EXERCISE OBJECTIVE:
Report every line of the records that includes the word "header".

SOURCE INFORMATION:
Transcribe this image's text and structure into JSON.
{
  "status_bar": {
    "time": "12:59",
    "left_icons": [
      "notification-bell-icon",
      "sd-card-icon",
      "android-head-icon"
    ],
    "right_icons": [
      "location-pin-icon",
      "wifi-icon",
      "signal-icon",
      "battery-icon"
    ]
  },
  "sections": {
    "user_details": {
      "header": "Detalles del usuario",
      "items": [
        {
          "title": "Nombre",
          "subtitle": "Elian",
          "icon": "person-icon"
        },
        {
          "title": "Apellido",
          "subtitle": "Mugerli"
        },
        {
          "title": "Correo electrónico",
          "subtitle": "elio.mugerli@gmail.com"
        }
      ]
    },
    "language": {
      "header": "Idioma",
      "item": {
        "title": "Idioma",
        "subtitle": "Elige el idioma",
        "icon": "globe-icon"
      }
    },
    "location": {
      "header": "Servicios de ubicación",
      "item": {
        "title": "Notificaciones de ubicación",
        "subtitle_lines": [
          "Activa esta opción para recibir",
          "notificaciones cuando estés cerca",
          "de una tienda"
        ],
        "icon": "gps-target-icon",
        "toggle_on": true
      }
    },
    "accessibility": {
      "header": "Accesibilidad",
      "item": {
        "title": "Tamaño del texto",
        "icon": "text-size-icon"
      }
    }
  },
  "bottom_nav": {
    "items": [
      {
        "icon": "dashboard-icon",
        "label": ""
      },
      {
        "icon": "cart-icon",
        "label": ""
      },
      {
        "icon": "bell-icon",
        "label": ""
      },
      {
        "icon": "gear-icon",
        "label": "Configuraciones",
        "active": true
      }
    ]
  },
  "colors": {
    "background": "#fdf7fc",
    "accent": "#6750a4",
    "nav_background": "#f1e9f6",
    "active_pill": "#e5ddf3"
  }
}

THE COMPLETED TASK:
      "header": "Detalles del usuario",
      "header": "Idioma",
      "header": "Servicios de ubicación",
      "header": "Accesibilidad",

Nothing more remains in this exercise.